Aim of the exercise:
Find how many lines of the records below contain the word "Teri" and write that number by itself.

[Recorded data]
== Segment start ==
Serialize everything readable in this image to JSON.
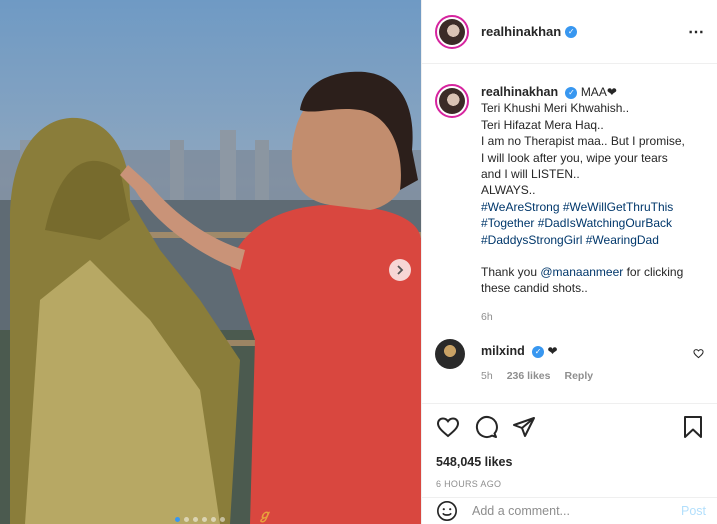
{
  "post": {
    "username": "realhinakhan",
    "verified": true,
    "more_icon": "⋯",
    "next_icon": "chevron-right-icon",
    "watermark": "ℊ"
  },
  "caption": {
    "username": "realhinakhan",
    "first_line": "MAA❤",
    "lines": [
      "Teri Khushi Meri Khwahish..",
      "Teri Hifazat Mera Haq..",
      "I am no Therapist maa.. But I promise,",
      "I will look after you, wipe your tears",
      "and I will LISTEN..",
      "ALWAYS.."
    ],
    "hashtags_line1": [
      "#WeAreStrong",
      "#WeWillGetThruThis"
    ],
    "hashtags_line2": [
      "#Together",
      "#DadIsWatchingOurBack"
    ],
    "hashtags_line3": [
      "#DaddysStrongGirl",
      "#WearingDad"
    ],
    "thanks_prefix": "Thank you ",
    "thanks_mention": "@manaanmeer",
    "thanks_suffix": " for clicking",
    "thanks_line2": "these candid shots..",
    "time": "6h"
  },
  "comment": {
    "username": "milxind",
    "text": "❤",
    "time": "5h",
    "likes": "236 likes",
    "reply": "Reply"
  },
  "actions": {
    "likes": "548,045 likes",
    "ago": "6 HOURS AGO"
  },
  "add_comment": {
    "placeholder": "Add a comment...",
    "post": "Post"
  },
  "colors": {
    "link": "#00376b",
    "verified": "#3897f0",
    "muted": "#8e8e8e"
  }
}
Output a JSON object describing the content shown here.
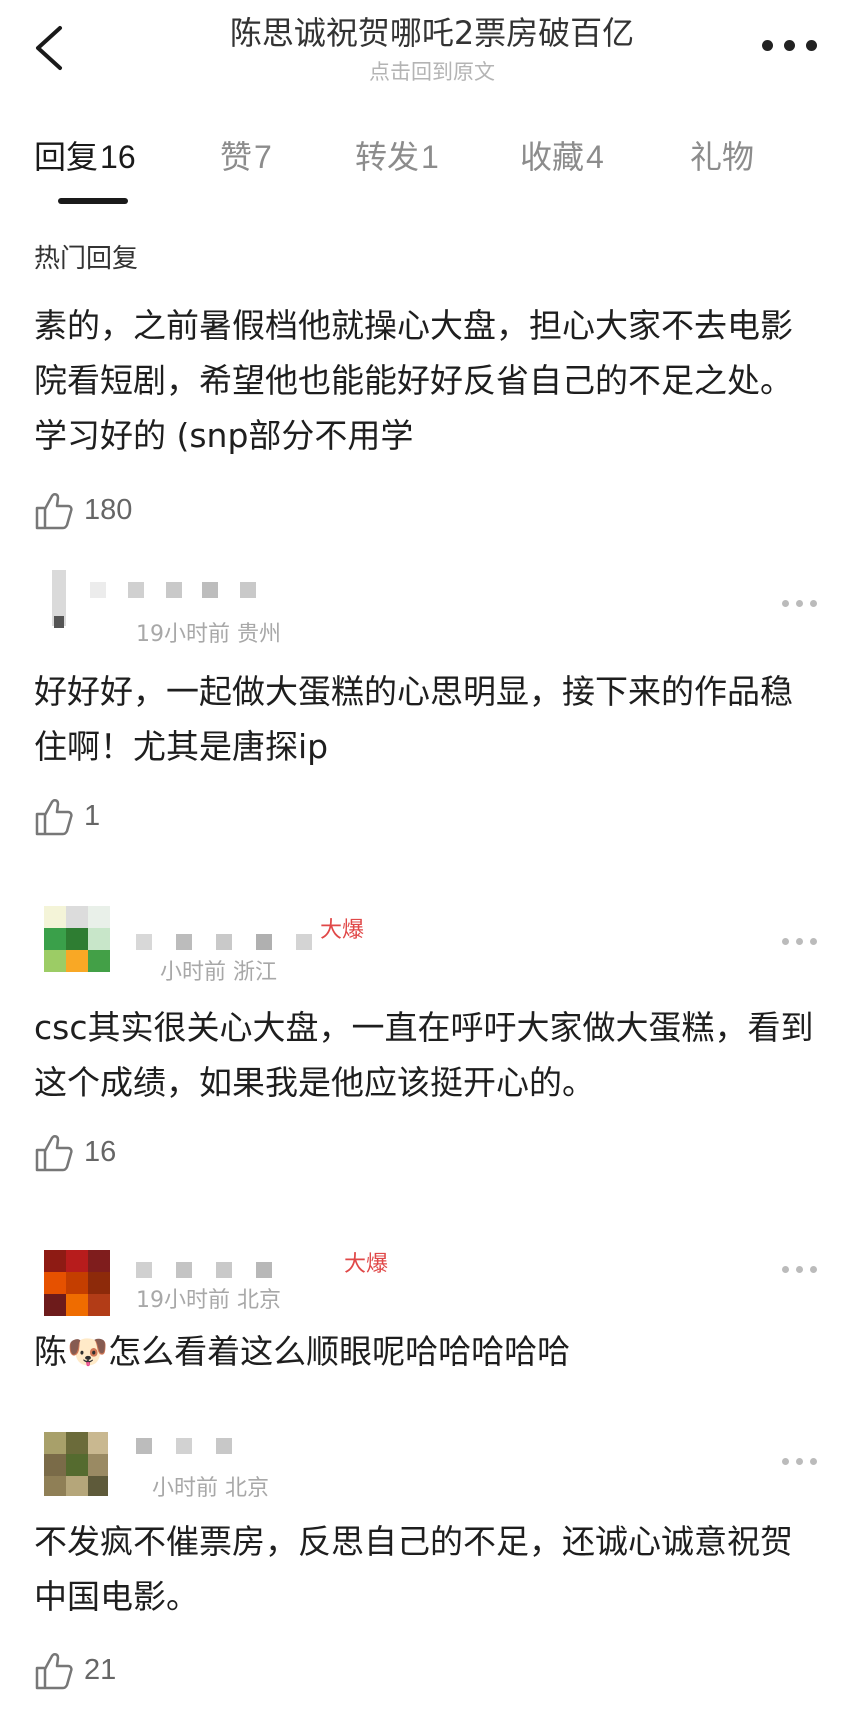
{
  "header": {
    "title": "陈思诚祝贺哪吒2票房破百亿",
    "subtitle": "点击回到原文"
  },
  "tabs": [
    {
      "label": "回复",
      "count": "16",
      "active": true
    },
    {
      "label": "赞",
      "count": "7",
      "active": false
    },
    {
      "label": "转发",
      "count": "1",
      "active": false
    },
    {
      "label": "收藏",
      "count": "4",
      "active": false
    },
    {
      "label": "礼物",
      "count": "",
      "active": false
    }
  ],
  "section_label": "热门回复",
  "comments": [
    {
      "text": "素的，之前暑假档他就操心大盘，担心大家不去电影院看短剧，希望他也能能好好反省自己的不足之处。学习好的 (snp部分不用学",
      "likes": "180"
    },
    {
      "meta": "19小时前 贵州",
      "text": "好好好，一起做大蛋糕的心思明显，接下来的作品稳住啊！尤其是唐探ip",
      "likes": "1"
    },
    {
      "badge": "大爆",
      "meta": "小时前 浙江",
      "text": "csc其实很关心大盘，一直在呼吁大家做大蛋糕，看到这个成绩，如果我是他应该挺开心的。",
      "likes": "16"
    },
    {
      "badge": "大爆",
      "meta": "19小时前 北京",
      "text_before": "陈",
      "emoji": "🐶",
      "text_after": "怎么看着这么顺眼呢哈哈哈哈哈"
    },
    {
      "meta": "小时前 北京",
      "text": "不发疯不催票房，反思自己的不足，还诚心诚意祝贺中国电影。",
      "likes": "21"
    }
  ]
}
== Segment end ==
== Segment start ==
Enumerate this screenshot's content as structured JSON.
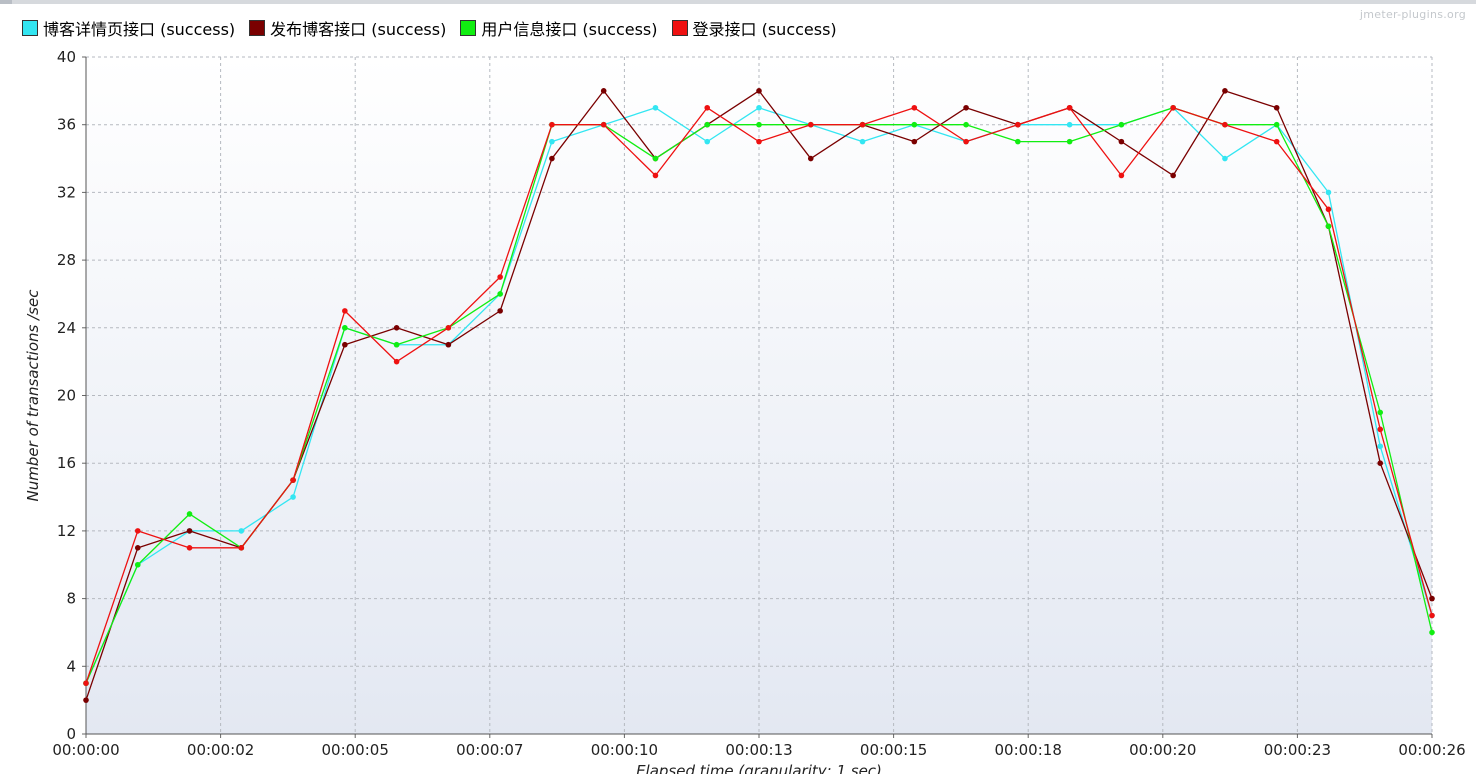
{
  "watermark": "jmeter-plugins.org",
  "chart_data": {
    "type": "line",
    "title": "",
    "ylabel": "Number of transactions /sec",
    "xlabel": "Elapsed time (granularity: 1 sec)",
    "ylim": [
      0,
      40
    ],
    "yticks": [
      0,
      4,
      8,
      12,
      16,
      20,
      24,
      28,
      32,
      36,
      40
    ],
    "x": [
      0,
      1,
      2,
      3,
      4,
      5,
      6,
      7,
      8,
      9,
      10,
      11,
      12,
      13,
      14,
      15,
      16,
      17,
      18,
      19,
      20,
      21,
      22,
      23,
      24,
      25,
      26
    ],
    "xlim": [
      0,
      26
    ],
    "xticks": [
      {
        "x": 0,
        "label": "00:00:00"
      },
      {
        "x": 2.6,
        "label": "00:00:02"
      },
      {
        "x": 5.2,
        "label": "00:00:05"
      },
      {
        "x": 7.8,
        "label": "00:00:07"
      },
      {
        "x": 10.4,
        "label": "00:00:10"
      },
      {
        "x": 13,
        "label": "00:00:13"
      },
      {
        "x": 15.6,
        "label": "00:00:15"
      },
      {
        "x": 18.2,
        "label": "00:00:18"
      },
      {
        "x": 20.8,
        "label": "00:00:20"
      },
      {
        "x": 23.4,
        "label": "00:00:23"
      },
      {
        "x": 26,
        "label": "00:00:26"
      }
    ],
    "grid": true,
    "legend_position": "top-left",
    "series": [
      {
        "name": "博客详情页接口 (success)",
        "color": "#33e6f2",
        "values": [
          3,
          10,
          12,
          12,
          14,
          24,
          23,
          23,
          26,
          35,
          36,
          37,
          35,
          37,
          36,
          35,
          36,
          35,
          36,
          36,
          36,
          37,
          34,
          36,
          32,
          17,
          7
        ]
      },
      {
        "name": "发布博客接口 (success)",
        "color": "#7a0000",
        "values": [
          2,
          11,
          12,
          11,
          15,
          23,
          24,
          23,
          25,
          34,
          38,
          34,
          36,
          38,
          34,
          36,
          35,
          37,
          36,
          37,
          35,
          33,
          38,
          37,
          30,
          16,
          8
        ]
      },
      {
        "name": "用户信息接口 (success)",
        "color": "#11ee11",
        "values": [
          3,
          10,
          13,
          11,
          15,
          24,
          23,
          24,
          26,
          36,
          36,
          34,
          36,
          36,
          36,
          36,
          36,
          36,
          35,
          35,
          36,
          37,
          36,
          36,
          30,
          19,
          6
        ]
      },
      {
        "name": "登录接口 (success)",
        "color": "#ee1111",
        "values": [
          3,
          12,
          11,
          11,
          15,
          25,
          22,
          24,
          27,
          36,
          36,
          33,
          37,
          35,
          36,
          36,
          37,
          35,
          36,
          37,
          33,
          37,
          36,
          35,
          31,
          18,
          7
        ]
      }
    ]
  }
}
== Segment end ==
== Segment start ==
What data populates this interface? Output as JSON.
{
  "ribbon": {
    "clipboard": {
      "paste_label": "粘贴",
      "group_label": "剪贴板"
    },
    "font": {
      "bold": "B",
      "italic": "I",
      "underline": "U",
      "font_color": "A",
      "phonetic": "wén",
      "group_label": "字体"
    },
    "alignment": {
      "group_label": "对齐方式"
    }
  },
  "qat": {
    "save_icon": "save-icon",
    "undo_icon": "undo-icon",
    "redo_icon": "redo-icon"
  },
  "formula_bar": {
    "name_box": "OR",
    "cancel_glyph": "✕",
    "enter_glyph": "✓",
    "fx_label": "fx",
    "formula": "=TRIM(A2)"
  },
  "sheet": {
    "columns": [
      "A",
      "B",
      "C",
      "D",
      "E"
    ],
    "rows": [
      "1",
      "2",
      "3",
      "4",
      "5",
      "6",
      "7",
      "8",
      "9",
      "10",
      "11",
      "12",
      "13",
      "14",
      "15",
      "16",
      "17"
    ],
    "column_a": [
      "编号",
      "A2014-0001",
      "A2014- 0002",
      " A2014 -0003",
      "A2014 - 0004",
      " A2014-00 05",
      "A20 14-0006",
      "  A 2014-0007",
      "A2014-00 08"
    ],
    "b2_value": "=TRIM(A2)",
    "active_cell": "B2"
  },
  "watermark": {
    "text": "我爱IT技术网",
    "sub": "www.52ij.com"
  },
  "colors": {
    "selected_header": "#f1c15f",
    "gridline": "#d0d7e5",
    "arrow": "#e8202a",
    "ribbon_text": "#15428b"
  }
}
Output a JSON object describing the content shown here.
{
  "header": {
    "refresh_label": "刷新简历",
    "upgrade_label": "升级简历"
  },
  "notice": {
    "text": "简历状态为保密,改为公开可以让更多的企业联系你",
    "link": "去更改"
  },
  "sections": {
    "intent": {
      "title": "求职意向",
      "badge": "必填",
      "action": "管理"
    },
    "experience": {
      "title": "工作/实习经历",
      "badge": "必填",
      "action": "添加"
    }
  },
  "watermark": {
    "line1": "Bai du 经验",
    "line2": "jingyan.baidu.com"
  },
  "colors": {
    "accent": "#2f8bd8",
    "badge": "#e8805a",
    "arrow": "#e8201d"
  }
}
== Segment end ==
Answer area:
2